Given records ▸
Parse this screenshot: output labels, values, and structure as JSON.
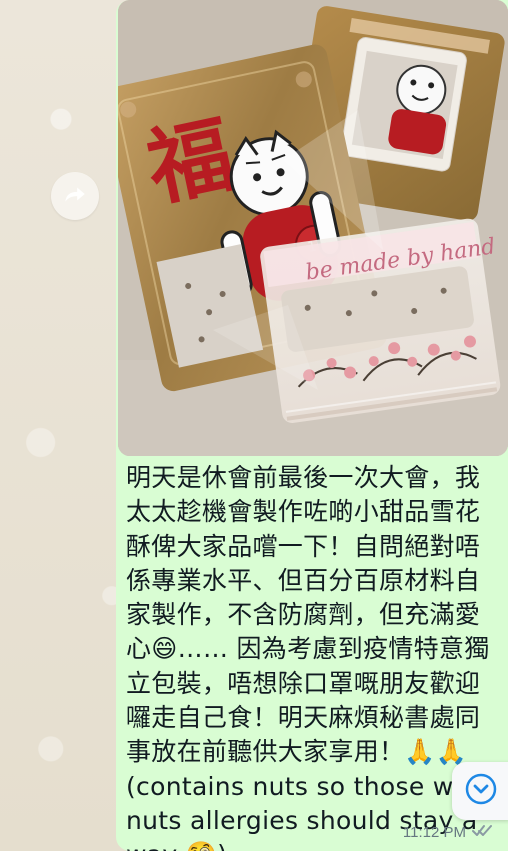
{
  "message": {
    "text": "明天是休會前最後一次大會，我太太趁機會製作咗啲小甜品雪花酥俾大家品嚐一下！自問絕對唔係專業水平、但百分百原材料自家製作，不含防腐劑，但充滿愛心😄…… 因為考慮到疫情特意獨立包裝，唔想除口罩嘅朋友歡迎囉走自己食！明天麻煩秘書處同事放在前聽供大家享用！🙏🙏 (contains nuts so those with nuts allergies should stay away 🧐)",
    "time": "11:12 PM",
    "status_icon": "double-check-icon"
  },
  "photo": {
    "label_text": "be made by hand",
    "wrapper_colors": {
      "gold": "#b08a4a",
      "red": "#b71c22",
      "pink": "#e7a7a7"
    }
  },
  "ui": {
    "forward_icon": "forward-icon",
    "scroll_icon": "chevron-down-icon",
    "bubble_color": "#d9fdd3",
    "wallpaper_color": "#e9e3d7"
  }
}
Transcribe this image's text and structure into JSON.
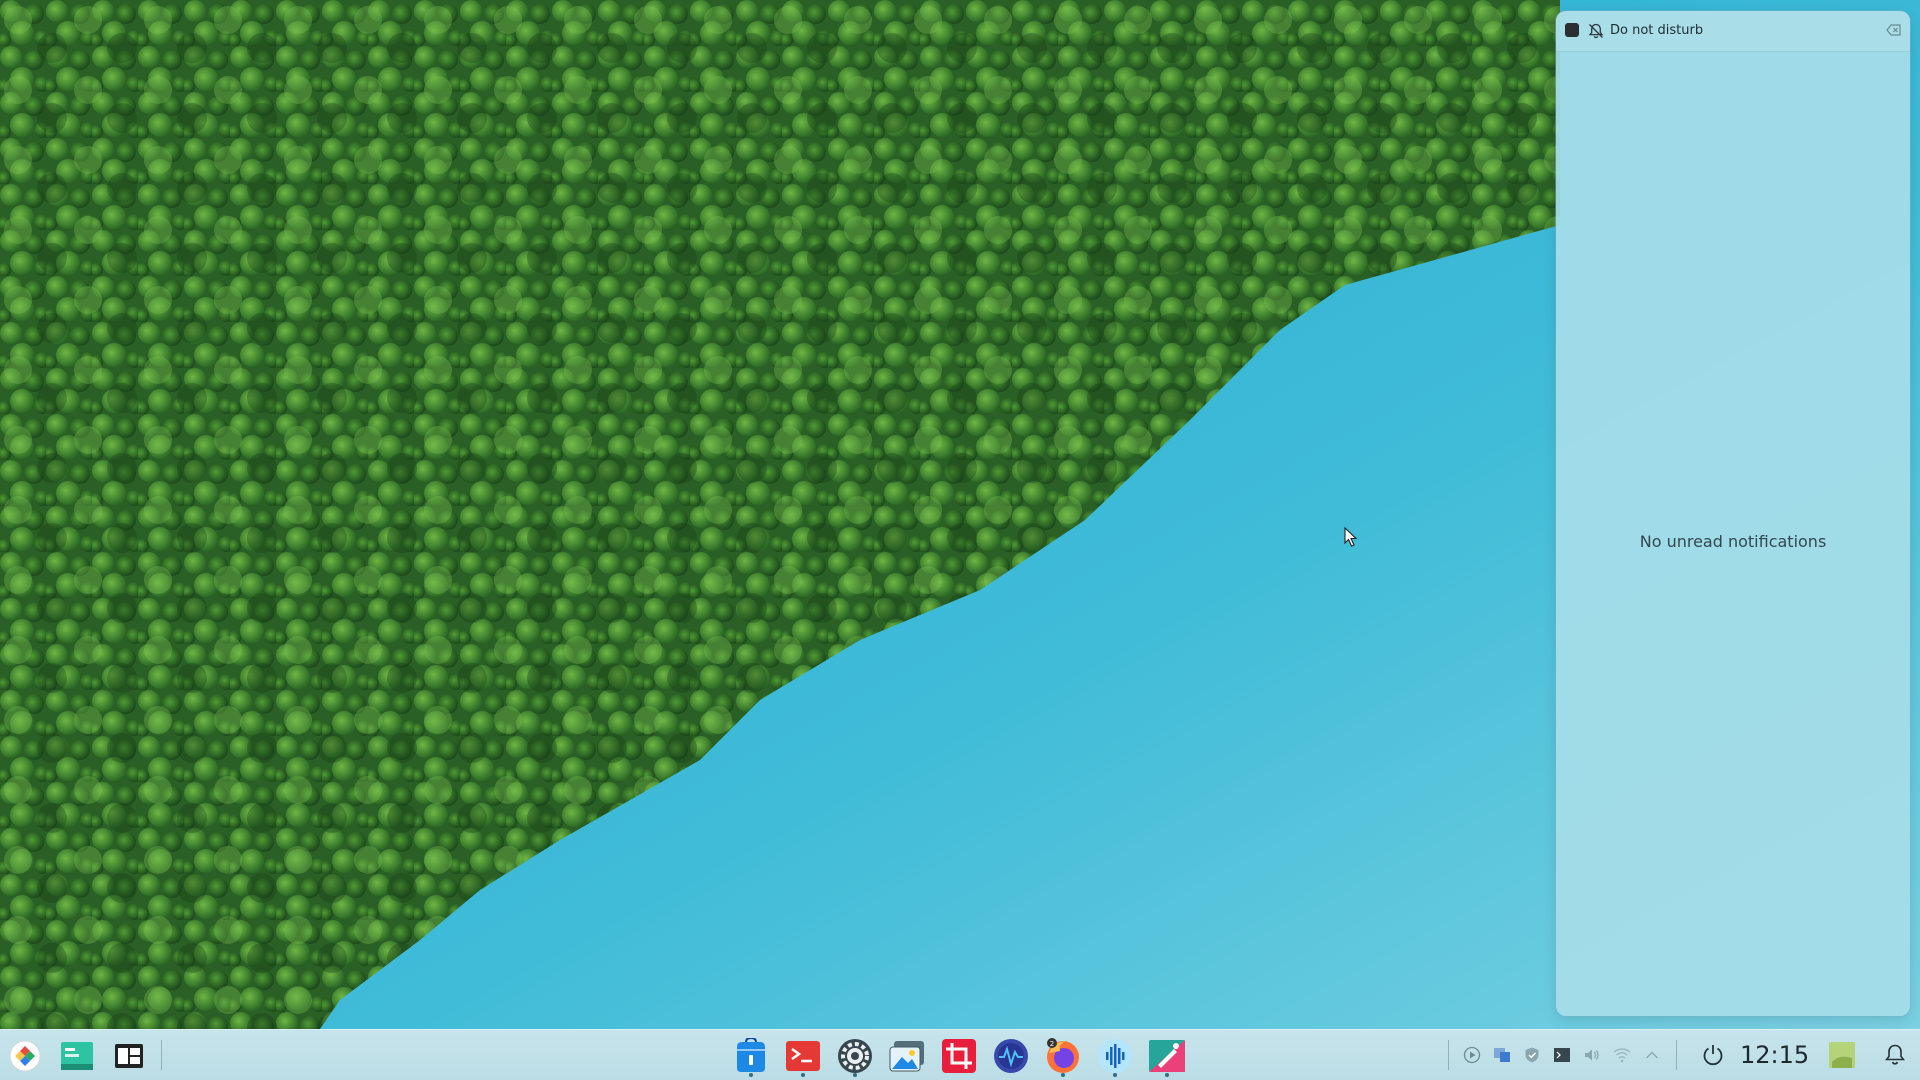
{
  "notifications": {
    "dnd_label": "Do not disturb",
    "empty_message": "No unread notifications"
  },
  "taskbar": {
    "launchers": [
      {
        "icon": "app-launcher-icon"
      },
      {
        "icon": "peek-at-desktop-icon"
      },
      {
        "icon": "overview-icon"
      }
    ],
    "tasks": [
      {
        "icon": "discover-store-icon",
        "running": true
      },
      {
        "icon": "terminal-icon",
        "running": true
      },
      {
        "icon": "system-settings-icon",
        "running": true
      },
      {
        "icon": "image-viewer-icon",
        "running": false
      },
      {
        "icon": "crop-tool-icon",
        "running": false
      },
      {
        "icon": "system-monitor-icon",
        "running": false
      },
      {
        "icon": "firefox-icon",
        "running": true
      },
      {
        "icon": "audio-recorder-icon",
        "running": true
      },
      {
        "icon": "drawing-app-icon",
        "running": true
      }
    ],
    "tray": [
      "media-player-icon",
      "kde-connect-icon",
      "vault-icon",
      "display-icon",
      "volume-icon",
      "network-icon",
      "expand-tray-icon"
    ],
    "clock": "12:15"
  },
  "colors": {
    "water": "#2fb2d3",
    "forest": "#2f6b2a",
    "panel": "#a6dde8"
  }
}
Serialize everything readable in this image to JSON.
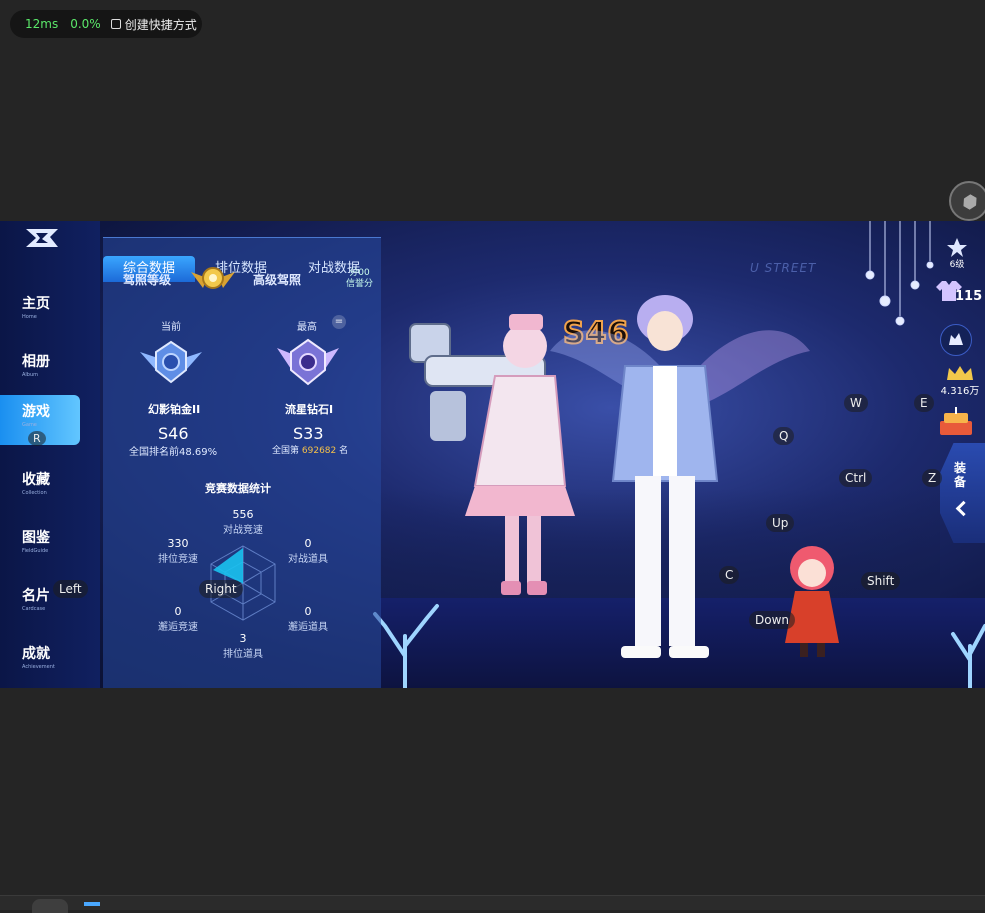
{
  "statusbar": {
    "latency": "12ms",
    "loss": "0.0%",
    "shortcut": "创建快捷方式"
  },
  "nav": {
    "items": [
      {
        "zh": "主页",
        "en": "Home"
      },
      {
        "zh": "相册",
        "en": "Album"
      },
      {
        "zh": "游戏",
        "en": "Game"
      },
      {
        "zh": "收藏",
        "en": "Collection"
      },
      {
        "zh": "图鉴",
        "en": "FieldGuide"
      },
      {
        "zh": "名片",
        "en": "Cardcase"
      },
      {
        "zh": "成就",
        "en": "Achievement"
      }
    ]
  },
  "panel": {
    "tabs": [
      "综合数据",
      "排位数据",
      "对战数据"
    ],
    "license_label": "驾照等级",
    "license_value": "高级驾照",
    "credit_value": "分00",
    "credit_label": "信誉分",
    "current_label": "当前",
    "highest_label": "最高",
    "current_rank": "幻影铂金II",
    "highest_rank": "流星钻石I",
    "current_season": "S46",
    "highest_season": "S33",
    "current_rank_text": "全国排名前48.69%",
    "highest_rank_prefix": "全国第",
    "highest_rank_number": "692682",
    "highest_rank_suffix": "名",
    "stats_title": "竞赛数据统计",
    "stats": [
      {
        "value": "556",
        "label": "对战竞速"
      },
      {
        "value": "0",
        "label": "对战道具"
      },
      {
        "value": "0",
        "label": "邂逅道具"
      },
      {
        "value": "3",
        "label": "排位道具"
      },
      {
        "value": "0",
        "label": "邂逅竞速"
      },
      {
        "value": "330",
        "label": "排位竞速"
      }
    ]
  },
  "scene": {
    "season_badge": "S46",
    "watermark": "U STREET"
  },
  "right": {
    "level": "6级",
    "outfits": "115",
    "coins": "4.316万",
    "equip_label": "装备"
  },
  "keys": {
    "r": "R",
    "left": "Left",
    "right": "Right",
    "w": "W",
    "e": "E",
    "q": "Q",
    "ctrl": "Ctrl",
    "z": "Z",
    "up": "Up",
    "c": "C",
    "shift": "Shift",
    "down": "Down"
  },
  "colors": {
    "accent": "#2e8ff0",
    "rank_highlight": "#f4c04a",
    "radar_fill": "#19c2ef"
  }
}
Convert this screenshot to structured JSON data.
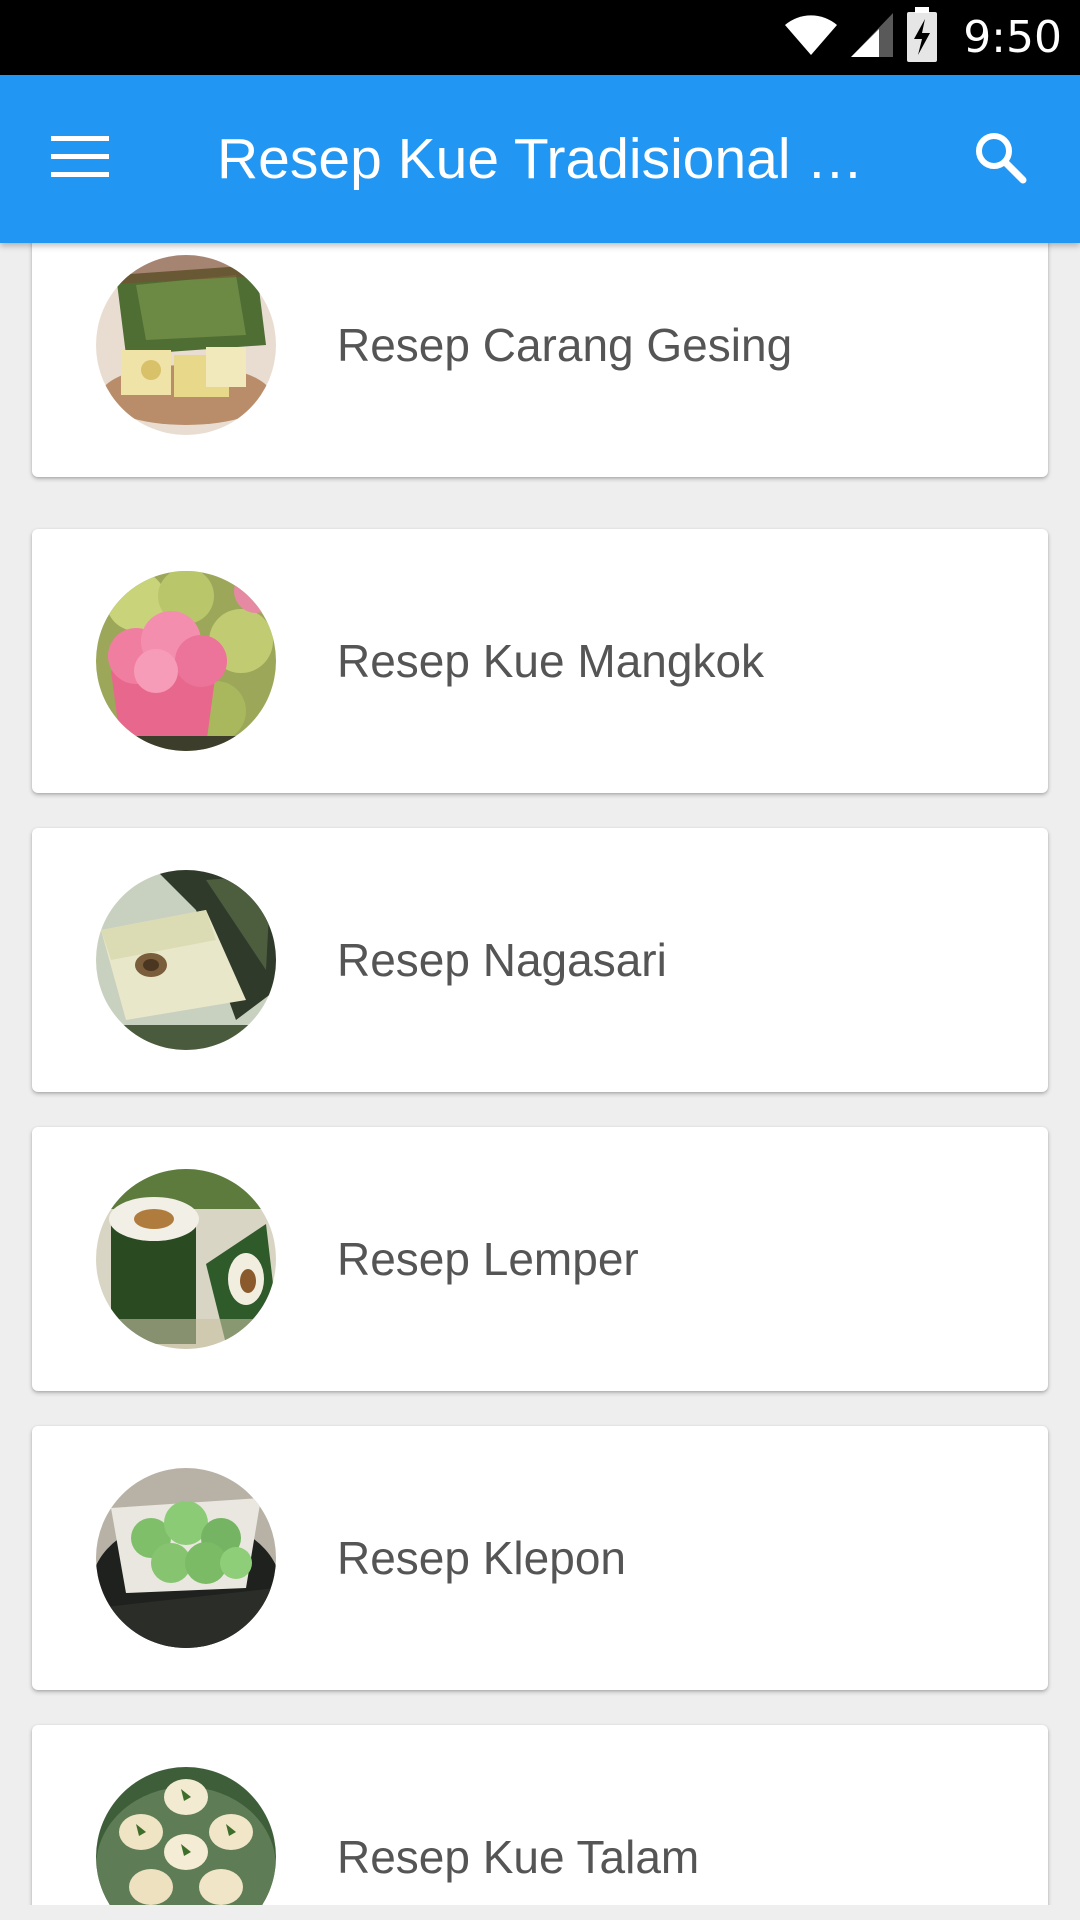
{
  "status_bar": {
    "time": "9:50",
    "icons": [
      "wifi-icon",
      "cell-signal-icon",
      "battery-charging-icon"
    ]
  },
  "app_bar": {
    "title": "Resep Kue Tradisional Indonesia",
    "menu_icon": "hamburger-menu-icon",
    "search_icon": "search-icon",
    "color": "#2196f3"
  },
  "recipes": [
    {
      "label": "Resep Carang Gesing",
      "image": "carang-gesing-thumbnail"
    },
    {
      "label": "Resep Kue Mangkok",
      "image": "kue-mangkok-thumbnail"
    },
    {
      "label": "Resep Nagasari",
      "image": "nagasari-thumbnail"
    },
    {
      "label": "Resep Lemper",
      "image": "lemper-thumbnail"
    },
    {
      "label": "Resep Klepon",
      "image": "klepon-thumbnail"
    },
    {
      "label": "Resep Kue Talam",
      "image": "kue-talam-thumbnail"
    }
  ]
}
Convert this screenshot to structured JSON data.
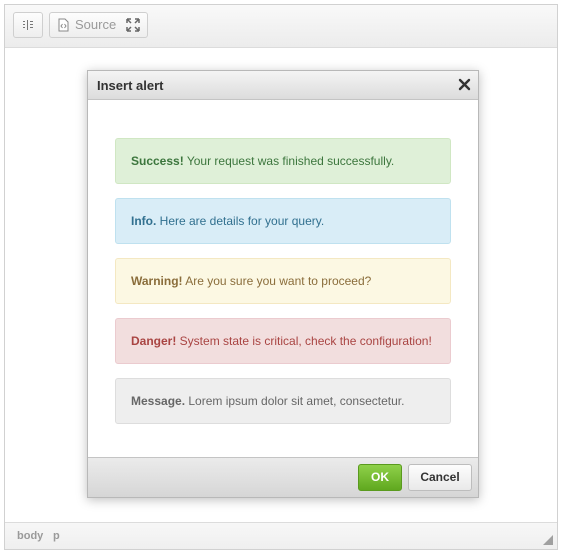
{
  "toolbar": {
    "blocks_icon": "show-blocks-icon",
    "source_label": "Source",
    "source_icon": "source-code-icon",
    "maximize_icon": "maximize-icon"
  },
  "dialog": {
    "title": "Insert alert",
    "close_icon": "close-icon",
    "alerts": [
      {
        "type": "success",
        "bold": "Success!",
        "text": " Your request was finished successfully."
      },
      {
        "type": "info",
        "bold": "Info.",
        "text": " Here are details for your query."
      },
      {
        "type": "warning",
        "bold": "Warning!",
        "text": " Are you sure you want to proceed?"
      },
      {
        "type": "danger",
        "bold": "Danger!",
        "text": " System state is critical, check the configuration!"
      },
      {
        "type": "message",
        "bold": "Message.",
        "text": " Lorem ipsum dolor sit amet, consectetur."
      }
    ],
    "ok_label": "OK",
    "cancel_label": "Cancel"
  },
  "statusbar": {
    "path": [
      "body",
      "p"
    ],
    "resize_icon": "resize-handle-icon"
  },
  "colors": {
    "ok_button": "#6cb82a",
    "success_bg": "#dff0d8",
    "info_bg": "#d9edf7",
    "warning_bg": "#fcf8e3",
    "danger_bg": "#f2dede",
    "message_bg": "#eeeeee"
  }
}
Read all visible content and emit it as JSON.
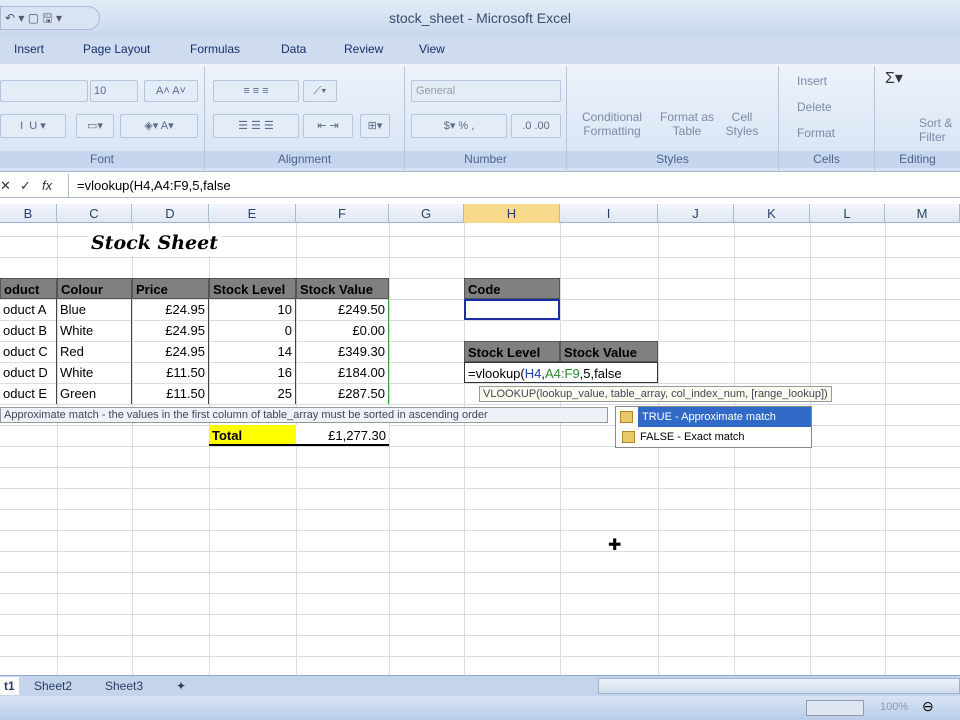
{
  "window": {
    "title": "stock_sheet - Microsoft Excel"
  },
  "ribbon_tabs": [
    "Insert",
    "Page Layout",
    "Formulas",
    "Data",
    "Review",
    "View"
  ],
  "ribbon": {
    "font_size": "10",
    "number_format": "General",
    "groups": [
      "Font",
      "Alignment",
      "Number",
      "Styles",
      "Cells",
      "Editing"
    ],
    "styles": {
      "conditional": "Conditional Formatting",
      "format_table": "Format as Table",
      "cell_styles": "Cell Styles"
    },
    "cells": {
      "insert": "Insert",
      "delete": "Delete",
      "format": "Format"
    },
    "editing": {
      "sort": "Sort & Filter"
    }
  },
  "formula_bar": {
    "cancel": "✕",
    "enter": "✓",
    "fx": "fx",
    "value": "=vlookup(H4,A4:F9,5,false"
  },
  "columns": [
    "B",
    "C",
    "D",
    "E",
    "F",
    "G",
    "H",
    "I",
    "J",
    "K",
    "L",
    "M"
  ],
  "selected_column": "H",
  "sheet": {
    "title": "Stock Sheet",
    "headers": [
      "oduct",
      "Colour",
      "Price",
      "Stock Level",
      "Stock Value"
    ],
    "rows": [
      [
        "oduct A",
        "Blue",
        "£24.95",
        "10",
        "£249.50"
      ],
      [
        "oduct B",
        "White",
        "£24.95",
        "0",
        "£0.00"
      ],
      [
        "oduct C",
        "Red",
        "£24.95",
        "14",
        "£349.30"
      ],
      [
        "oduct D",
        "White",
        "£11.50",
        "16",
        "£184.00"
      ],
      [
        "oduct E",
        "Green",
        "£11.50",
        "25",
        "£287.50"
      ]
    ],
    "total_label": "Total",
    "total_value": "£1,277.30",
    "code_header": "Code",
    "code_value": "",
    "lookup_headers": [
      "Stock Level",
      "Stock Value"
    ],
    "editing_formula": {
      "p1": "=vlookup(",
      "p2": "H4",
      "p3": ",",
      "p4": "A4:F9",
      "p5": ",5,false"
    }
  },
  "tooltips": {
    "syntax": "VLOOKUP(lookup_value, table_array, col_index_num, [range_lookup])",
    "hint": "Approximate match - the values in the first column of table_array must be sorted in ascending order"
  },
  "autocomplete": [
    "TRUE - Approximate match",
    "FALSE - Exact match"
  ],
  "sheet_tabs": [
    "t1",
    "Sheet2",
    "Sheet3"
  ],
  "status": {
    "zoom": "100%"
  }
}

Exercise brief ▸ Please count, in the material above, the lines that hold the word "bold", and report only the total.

Completed task ▸ 5